Aim of the task: For the word "icon", count the lines of the data that include it and give only the total.

(App and web page records)
=== Section Start ===
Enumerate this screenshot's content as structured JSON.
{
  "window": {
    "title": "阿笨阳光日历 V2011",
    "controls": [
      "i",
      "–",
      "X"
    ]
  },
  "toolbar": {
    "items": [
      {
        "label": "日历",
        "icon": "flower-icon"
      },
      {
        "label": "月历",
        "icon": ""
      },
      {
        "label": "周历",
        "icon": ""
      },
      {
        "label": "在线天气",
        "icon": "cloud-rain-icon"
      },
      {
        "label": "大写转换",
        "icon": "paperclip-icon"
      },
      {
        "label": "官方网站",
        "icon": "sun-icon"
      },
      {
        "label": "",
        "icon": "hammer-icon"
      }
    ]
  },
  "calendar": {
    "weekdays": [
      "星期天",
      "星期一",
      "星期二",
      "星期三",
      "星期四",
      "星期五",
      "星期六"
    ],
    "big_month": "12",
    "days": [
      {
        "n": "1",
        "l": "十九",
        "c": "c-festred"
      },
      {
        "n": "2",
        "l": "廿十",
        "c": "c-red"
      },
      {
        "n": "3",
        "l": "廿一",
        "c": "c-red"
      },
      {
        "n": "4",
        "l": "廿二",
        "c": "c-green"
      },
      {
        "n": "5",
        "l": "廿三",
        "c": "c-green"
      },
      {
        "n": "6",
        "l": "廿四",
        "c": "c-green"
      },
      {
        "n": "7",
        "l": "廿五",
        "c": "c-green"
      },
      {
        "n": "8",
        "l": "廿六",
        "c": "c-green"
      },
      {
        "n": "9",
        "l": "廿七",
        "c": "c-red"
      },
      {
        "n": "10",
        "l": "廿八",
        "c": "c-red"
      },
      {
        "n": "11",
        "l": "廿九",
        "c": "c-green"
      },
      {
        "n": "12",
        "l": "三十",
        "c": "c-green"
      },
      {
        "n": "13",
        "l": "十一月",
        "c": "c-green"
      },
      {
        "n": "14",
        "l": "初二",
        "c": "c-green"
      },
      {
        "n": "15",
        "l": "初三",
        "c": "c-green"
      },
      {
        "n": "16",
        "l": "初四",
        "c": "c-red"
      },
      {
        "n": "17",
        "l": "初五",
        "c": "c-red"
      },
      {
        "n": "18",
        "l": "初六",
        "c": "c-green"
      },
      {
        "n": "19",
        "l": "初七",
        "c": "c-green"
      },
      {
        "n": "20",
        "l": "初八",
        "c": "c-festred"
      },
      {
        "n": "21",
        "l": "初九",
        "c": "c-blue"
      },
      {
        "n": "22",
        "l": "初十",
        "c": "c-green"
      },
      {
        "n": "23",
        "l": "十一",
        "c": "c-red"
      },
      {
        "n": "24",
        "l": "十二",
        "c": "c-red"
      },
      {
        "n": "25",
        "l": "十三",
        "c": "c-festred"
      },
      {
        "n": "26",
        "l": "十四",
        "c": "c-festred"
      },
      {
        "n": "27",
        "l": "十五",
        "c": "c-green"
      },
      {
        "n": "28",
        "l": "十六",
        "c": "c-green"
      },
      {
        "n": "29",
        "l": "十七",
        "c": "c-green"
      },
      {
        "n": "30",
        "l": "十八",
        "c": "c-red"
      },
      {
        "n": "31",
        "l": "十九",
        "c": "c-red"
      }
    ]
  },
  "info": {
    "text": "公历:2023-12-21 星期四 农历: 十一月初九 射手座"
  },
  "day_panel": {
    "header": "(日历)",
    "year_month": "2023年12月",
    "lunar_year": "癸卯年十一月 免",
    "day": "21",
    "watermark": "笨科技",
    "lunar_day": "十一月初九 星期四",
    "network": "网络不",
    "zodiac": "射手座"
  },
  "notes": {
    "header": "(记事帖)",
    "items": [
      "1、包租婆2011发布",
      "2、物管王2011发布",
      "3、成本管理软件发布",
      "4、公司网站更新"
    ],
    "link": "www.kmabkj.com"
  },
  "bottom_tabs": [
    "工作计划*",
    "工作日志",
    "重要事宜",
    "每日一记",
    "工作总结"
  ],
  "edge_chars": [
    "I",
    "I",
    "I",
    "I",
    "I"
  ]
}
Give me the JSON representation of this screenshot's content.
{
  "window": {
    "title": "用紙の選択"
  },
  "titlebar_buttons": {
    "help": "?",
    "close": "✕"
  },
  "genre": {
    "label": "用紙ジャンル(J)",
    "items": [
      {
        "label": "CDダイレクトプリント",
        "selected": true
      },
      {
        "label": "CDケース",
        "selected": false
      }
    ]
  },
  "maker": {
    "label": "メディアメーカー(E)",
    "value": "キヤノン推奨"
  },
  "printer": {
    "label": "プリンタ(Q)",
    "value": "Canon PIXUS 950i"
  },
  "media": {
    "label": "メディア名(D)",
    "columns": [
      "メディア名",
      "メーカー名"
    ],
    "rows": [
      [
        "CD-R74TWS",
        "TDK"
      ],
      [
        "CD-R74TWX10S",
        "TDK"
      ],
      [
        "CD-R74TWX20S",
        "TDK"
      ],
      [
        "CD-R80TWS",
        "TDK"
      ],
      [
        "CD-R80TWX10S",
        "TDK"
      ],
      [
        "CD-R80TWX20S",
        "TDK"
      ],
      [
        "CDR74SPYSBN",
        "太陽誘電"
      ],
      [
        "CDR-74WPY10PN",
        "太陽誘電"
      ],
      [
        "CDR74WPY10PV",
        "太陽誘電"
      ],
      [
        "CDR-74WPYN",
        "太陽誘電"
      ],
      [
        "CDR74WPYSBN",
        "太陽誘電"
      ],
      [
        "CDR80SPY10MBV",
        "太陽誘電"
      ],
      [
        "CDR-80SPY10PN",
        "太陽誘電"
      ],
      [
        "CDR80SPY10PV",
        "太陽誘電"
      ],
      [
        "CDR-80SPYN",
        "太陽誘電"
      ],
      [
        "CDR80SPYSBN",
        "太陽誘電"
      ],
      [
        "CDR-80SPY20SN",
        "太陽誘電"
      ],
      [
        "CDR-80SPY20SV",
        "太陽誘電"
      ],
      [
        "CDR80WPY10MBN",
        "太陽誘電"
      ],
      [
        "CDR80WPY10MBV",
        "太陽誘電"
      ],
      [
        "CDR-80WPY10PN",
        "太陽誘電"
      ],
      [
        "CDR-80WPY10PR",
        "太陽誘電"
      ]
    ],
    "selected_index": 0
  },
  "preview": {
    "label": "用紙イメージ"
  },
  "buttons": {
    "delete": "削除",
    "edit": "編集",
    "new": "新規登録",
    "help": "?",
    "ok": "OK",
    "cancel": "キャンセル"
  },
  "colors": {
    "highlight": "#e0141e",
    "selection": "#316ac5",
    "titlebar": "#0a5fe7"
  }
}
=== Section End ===
Answer box: 7